TASK INSTRUCTIONS
Pull every line from the records that has the word "text" in it.

SOURCE INFORMATION

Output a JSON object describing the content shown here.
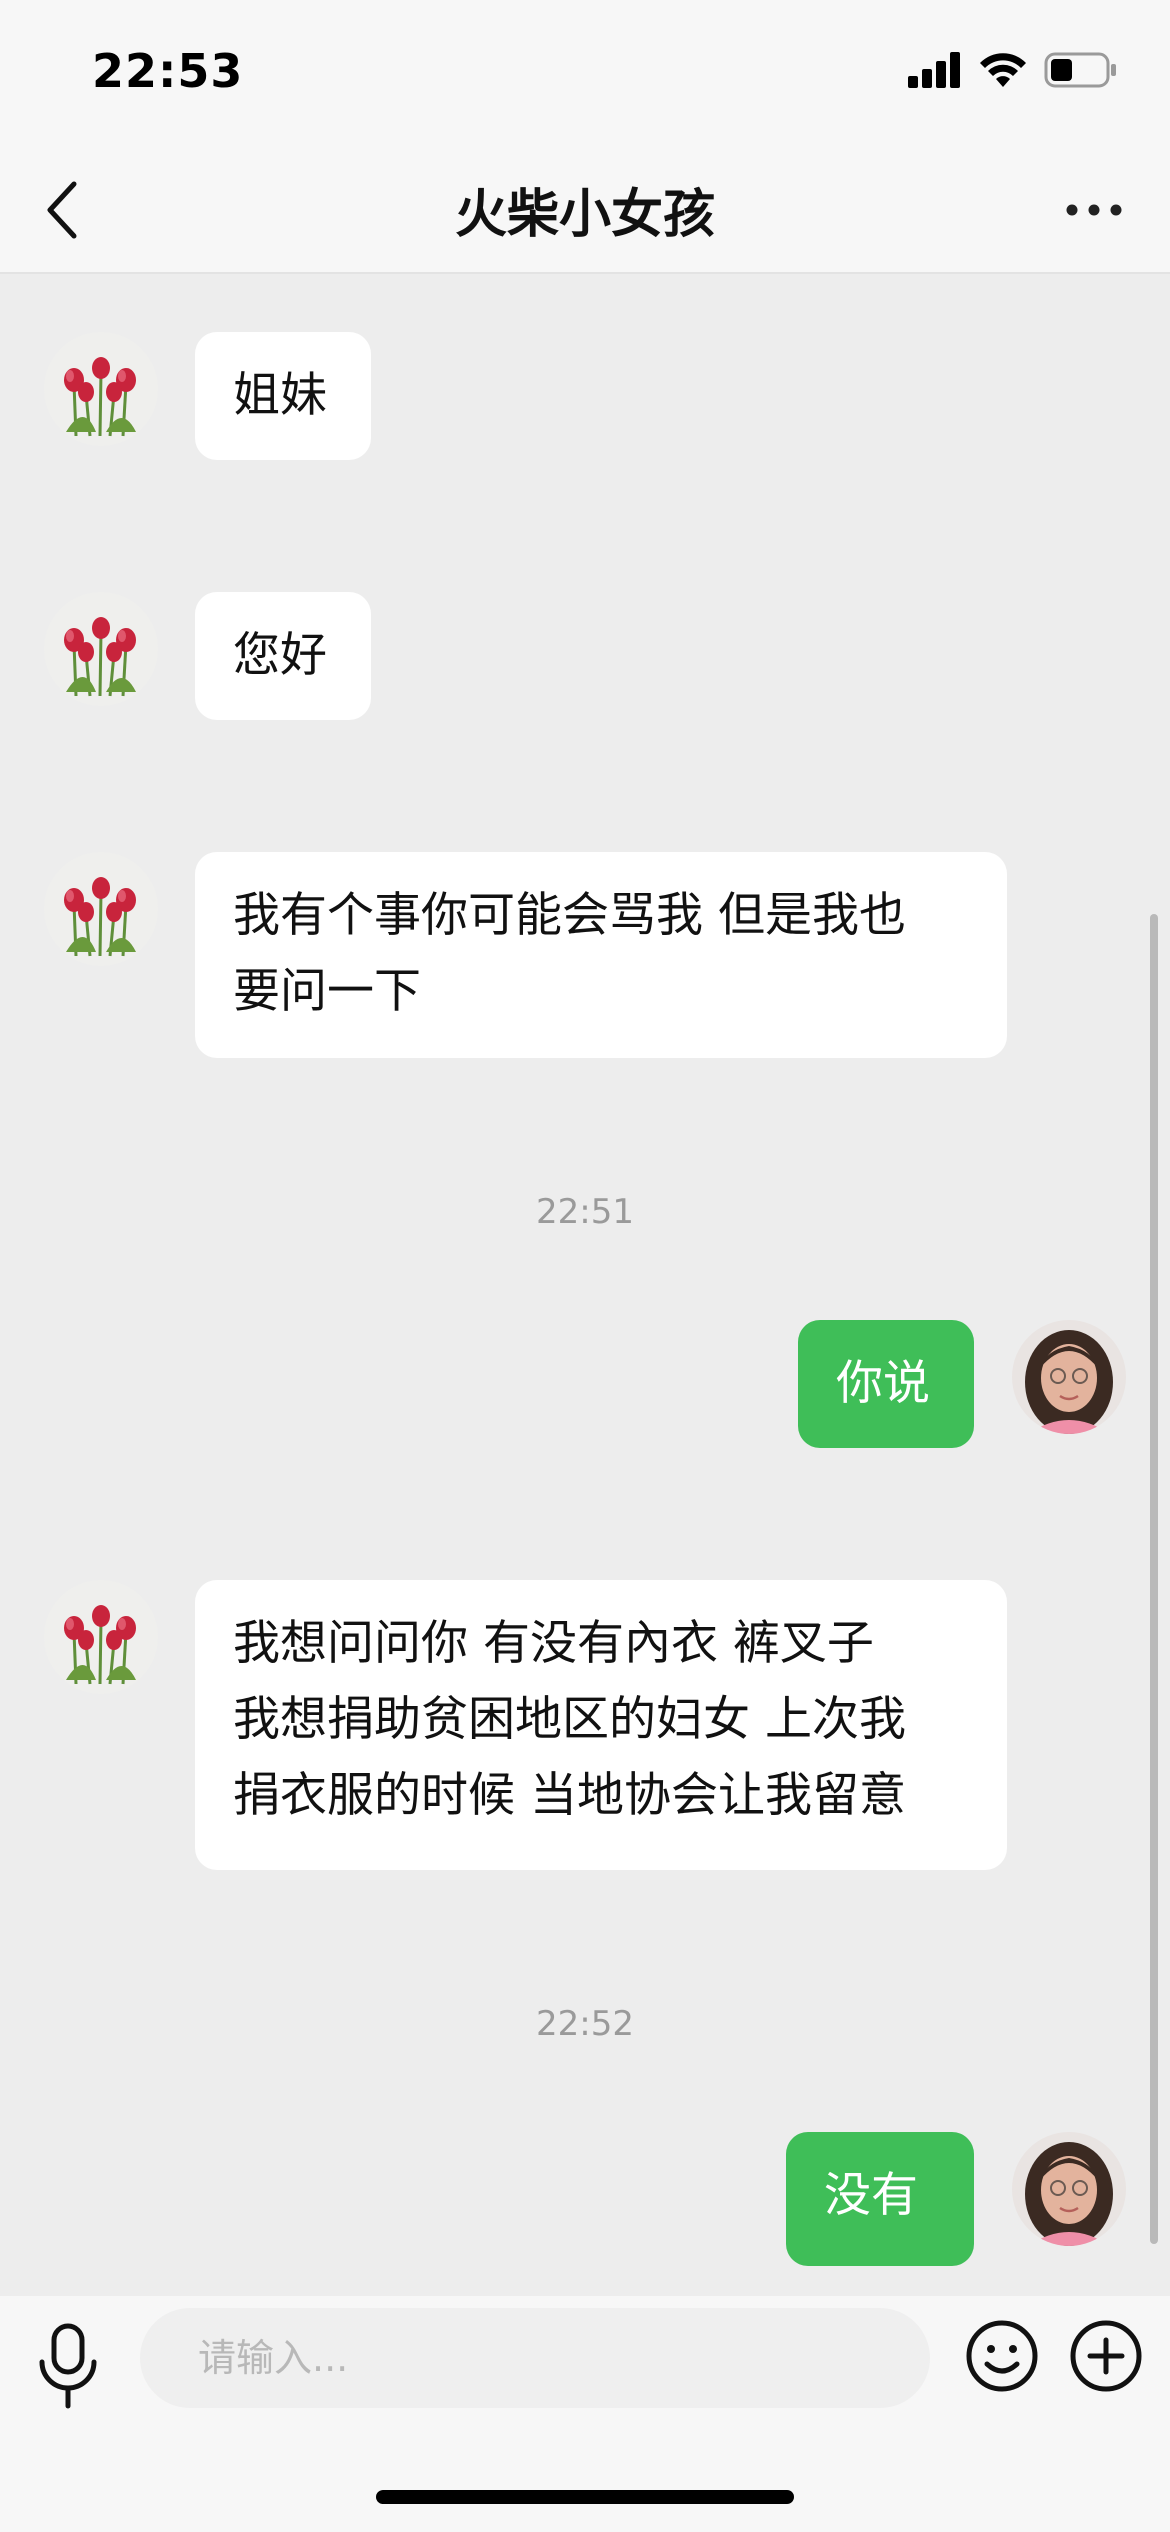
{
  "status_bar": {
    "time": "22:53",
    "icons": [
      "signal-icon",
      "wifi-icon",
      "battery-icon"
    ],
    "battery_level": 0.4
  },
  "header": {
    "title": "火柴小女孩",
    "back_icon": "chevron-left-icon",
    "more_icon": "more-dots-icon"
  },
  "messages": [
    {
      "side": "in",
      "text": "姐妹"
    },
    {
      "side": "in",
      "text": "您好"
    },
    {
      "side": "in",
      "lines": [
        "我有个事你可能会骂我 但是我也",
        "要问一下"
      ]
    },
    {
      "type": "time",
      "text": "22:51"
    },
    {
      "side": "out",
      "text": "你说"
    },
    {
      "side": "in",
      "lines": [
        "我想问问你 有没有內衣  裤叉子",
        "我想捐助贫困地区的妇女 上次我",
        "捐衣服的时候 当地协会让我留意"
      ]
    },
    {
      "type": "time",
      "text": "22:52"
    },
    {
      "side": "out",
      "text": "没有"
    }
  ],
  "input": {
    "placeholder": "请输入...",
    "mic_icon": "microphone-icon",
    "emoji_icon": "smiley-icon",
    "plus_icon": "plus-circle-icon"
  },
  "colors": {
    "outgoing_bubble": "#3fbe58",
    "incoming_bubble": "#ffffff",
    "chat_background": "#ededed"
  }
}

WRITTEN SOLUTION
      "text": "姐妹"
      "text": "您好"
      "text": "22:51"
      "text": "你说"
      "text": "22:52"
      "text": "没有"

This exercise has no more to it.